Navigation, Transitions, Storage, and Messaging (Half)
Thu Oct 18:
Navigation, Transitions, Storage, and Messaging
Saving, Change Tracking and Validation
Mobility and Responsive Design with CSS and LESS
Thursday Nov 1: (Thursday, Not Tuesday)
Social gathering at Manuel's Tavern in Eagle's Nest Room (far left corner up the stairs)
Learn More About Single Page Applications:
Here's an excerpt from John's blog post introducing the course:
What is a SPA?
In short, there is a great wikipedia page that explains what a SPA is, some ways to create a SPA (there is not just one cut and dry way), and some pros and cons. Definitely check it out. My cliff notes, that I include in the course, are that a SPA is a web app that fits on a single web page that provides a fluid user experience. A SPA is fully (or close) loaded on the initial page load, it’s key resources are preloaded, and progressively downloads features as required. A SPA may also persist and maintain important state on the client while also handling navigation, history and deep linking. A great examples of a SPA is gmail.
What’s the point?
The user experience is key. If you can speed up the perception of page loads and navigation for the user, you win. A SPA preloads what the user may most oft use, so when they navigate they are not making network trips and page reloads on those oft used features. Thus the result is a snappy app and a happy user.
"We are a group of .NET developers who are passionate about improving the way we develop software. We recognize there is no single solution, but instead there are multitudes of alternatives that can be applied to different situations. Our community is a place for sharing these alternatives, so that together we can learn, teach, and encourage new ideas.
- You're a developer who uses what works while keeping an eye out for a better way.
- You reach outside the mainstream to adopt the best of any community: Open Source, Agile, Java, Ruby, etc.
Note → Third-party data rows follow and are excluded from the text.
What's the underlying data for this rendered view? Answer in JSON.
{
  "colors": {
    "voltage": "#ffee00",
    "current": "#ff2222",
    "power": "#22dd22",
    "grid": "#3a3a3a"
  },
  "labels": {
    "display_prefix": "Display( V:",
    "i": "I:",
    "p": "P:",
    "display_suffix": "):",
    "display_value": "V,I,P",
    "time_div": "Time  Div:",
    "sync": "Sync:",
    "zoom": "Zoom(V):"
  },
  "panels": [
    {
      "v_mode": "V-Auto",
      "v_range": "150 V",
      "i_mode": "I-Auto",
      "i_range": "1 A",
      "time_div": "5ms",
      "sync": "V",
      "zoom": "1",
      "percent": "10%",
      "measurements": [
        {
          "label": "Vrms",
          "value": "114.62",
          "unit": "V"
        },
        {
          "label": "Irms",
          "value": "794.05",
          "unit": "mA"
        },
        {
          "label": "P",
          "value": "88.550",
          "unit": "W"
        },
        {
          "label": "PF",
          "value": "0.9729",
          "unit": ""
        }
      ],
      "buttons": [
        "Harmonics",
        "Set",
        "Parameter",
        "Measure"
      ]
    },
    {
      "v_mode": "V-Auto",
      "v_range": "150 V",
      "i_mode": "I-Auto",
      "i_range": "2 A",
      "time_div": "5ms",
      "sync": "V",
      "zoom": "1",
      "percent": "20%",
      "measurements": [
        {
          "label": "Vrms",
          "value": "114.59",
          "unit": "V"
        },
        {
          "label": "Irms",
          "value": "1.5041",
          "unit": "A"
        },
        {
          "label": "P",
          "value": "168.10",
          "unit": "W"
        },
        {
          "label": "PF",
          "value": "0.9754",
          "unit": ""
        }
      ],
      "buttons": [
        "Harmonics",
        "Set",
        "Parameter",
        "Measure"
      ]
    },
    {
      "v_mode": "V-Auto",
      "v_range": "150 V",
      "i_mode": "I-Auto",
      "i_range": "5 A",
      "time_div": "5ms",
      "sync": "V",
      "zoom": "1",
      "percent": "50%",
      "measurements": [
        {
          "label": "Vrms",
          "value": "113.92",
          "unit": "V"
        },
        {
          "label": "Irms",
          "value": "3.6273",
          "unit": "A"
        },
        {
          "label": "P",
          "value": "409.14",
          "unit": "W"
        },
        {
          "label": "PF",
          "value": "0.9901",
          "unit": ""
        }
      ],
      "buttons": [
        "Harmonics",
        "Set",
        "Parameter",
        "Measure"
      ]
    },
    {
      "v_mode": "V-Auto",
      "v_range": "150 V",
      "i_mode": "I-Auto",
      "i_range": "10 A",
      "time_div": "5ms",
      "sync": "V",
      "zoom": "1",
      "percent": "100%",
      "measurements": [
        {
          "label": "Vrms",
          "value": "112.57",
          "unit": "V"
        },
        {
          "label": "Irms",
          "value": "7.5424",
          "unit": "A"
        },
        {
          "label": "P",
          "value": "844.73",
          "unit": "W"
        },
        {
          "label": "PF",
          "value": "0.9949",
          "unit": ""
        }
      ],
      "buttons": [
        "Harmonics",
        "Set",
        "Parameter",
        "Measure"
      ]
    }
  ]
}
- You're not content with the status quo. Things can always be better expressed, more elegant and simple, more mutable, higher quality, etc.
- You know tools are great, but they only take you so far. It's the principles and knowledge that really matter. The best tools are those that embed the knowledge and encourage the principles."